Wednesday, May 19, 2010

The Bourgeois Optimist

Zoologist Matt Ridley, more recently a writer for the Economist, believes in progress in a big way, and he is sick of doomsday talk:

Rational optimism holds that the world will pull out of its economic and ecological crises because of the way that markets in goods, services and ideas allow human beings to exchange and specialise for the betterment of all. But a constant drumbeat of pessimism usually drowns out this sort of talk. Indeed, if you dare to say the world is going to go on getting better, you are considered embarrassingly mad.

If, on the other hand, you say catastrophe is imminent, you can expect a MacArthur Foundation genius award. In my own adult life I have listened to solemn predictions of growing poverty, coming famines, expanding deserts, imminent plagues, impending water wars, inevitable oil exhaustion, mineral shortages, falling sperm counts, thinning ozone, acidifying rain, nuclear winters, mad cow epidemics, Y2K computer bugs, killer bees, sex-change fish, global warming, ocean acidification and even asteroid impacts that would soon bring our happy interlude to a terrible end. Let me make a square concession at the start: the pessimists are right when they say that if the world continues as it is it will end in disaster. If all transport depends on oil, and the oil runs out, then transport will cease. If agriculture continues to depend on irrigation and water stocks are depleted, then starvation will ensue.

Notice the “if”. The world will not continue as it is. That is the whole point of human progress, the pressing message of cultural evolution.

I am, like Ridley, an optimist about our future; I think that with effective birth control and the infrastructure in place to create ever improving technology, we can only get richer by leaps and bounds. Whether that will make us happy is an entirely different question.
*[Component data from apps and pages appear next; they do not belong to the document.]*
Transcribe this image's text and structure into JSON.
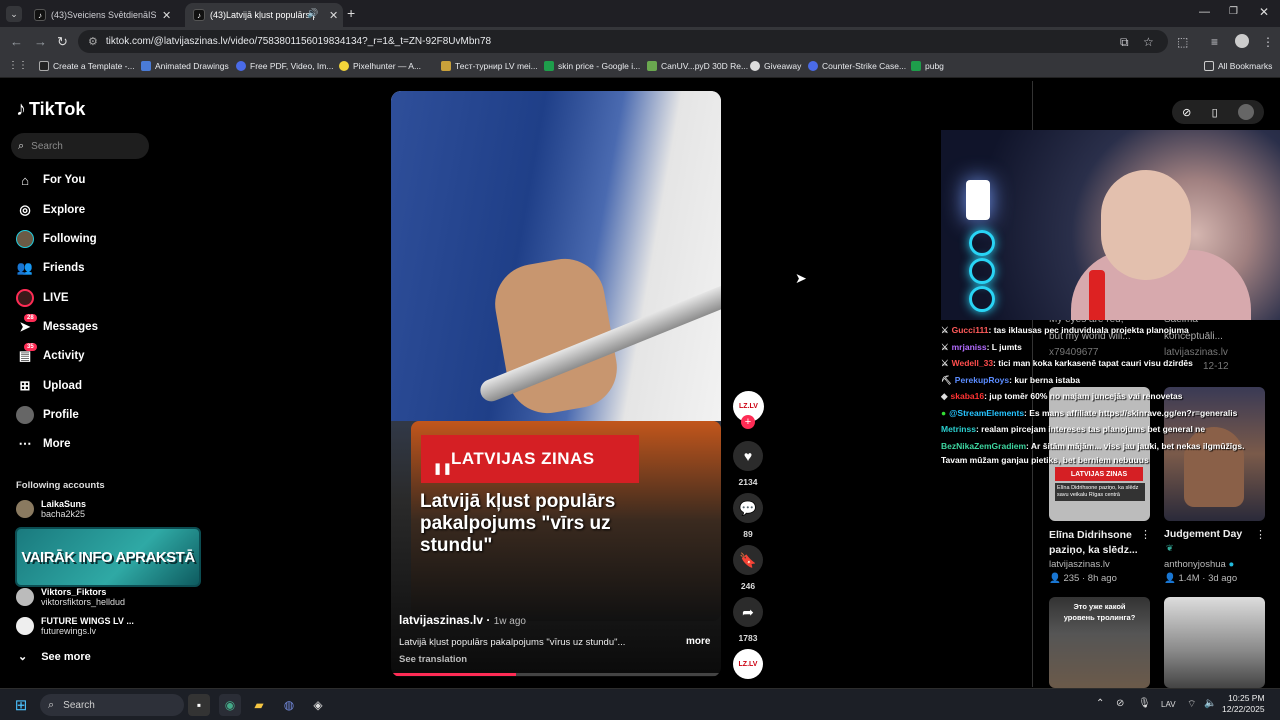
{
  "browser": {
    "tabs": [
      {
        "title": "(43)Sveiciens SvētdienāISveicien",
        "icon": "tiktok-icon"
      },
      {
        "title": "(43)Latvijā kļust populārs pa",
        "icon": "tiktok-icon"
      }
    ],
    "url": "tiktok.com/@latvijaszinas.lv/video/7583801156019834134?_r=1&_t=ZN-92F8UvMbn78",
    "bookmarks": [
      "Create a Template -...",
      "Animated Drawings",
      "Free PDF, Video, Im...",
      "Pixelhunter — A...",
      "Тест-турнир LV mei...",
      "skin price - Google i...",
      "CanUV...pyD 30D Re...",
      "Giveaway",
      "Counter-Strike Case...",
      "pubg"
    ],
    "all_bookmarks": "All Bookmarks"
  },
  "tiktok": {
    "logo": "TikTok",
    "search_placeholder": "Search",
    "nav": [
      {
        "label": "For You",
        "icon": "home-icon"
      },
      {
        "label": "Explore",
        "icon": "compass-icon"
      },
      {
        "label": "Following",
        "icon": "following-icon"
      },
      {
        "label": "Friends",
        "icon": "friends-icon"
      },
      {
        "label": "LIVE",
        "icon": "live-icon"
      },
      {
        "label": "Messages",
        "icon": "messages-icon",
        "badge": "28"
      },
      {
        "label": "Activity",
        "icon": "activity-icon",
        "badge": "35"
      },
      {
        "label": "Upload",
        "icon": "upload-icon"
      },
      {
        "label": "Profile",
        "icon": "profile-icon"
      },
      {
        "label": "More",
        "icon": "more-icon"
      }
    ],
    "following_title": "Following accounts",
    "accounts": [
      {
        "name": "LaikaSuns",
        "handle": "bacha2k25"
      },
      {
        "name": "Viktors_Fiktors",
        "handle": "viktorsfiktors_helldud"
      },
      {
        "name": "FUTURE WINGS LV ...",
        "handle": "futurewings.lv"
      }
    ],
    "promo": "VAIRĀK INFO APRAKSTĀ",
    "see_more": "See more"
  },
  "video": {
    "banner": "LATVIJAS ZINAS",
    "headline": "Latvijā kļust populārs pakalpojums \"vīrs uz stundu\"",
    "author": "latvijaszinas.lv",
    "ago": "1w ago",
    "description": "Latvijā kļust populārs pakalpojums \"vīrus uz stundu\"...",
    "more": "more",
    "see_translation": "See translation",
    "progress": 0.38,
    "avatar_text": "LZ.LV",
    "likes": "2134",
    "comments": "89",
    "saves": "246",
    "shares": "1783"
  },
  "chat": [
    {
      "user": "Gucci111",
      "color": "#ff5a5a",
      "text": ": tas iklausas pec induviduala projekta planojuma"
    },
    {
      "user": "mrjaniss",
      "color": "#b36cff",
      "text": ": L jumts"
    },
    {
      "user": "Wedell_33",
      "color": "#ff4d4d",
      "text": ": tici man koka karkasenē tapat cauri visu dzirdēs"
    },
    {
      "user": "PerekupRoys",
      "color": "#5b8cff",
      "text": ": kur berna istaba"
    },
    {
      "user": "skaba16",
      "color": "#ff3333",
      "text": ": jup tomēr 60% no majam juncejās vai renovetas"
    },
    {
      "user": "@StreamElements",
      "color": "#27c4ff",
      "text": ": Es mans affiliate https://skinrave.gg/en?r=generalis"
    },
    {
      "user": "Metrinss",
      "color": "#2bd0d0",
      "text": ": realam pircejam intereses tas planojums bet general ne"
    },
    {
      "user": "BezNikaZemGradiem",
      "color": "#3dd6a0",
      "text": ": Ar šitām mājām... viss jau jauki, bet nekas ilgmūžīgs."
    },
    {
      "user": "",
      "color": "#fff",
      "text": "Tavam mūžam ganjau pietiks, bet berniem nebuuus"
    }
  ],
  "grid": {
    "behind_chat": [
      "My eyes are red,",
      "but my world will...",
      "x79409677",
      "Saeima",
      "konceptuāli...",
      "latvijaszinas.lv",
      "12-12"
    ],
    "cards": [
      {
        "thumb_title": "LATVIJAS ZINAS",
        "thumb_text": "Elīna Didrihsone paziņo, ka slēdz savu veikalu Rīgas centrā",
        "title": "Elīna Didrihsone paziņo, ka slēdz...",
        "author": "latvijaszinas.lv",
        "views": "235",
        "ago": "8h ago"
      },
      {
        "title": "Judgement Day",
        "author": "anthonyjoshua",
        "views": "1.4M",
        "ago": "3d ago"
      },
      {
        "thumb_text": "Это уже какой уровень тролинга?"
      }
    ]
  },
  "taskbar": {
    "search": "Search",
    "lang": "LAV",
    "time": "10:25 PM",
    "date": "12/22/2025"
  }
}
But right now I am interested in a model of history Ridley endorses in his new book, The Rational Optimist. Like many boosters of business and free markets, Ridley believes that innovation in history has been concentrated in the commercial classes of trading cities. The people who move history forward, in this model, are not kings or philosophers but merchants and craftsmen:
Forget wars, religions, famines and poems for the moment. This is history’s greatest theme: the metastasis of exchange, specialization and the invention it has called forth.
Kings, emperors, and generals appear as just so many parasites wasting on pointless wars the surplus wealth created by commercial towns. Religion is just another sort of parasite, diverting scarce capital into temples and rituals while imposing taboos that limit trade. Ridley believes, in fact, that the main thing slowing progress is parasites of various kinds:
Empires bought stability at the price of creating a parasitic court; monotheistic religions bought social cohesion at the expense of a parasitic priestly class; nationalism bought power at the expense of a parasitic military; socialism bought equality at the price of a parasitic bureaucracy; capitalism bought efficiency at the price of parasitic financiers.
In European history, there is certainly something to what Ridley says. Kings and emperors have squandered our surplus wealth on endless wars, and if you examine the economics and finance of Renaissance or modern Europe, you see that most of the money was coming from commercial towns. I do not think, though, that royal courts or the church have been nothing but a drag. Ridley thinks the exchange of ideas has been as important as the exchange of goods, and in medieval and modern times royal courts and church institutions like the universities have been major foci of such exchange. Governments have made big investments in new technologies and industries and opening trade routes. (Who sent Columbus to America?) Although wasteful of capital, war has been one of the main drivers of new technology. Commercial towns are also perfectly capable of waging pointless wars and accumulating costly empires -- Athens, Carthage, Venice, and many others. I also think that the sort of science supported by royal academies and universities has been a big part of our progress over the past 200 years.

Nothing is as simple as Ridley wants history to be. And yet when I read about another Renaissance king bullying bankers to advance him yet more of their money to fight yet another war, in which thousands of peasants will die and a few aristocratic heroes will cover themselves with glory and be showered with gold, I feel what Ridley feels: war is a criminal waste, the military aristocracy was a bunch of insufferable parasites who hid their uselessness behind Courage and Honor, and it was the clever people hard at work in their offices, their ships, and their mills who deserve the credit for creating the modern world.


David said...

Another brave blow against the Ancien Regime.

Frank S. Robinson said...

Those interested in the Ridley book might wish to know that my own prior 2009 book, THE CASE FOR RATIONAL OPTIMISM (Transaction Books, Rutgers University) thoroughly addresses very similar points and arguments. There is a very strong case to be made for rational optimism across a broad front of issues. More information at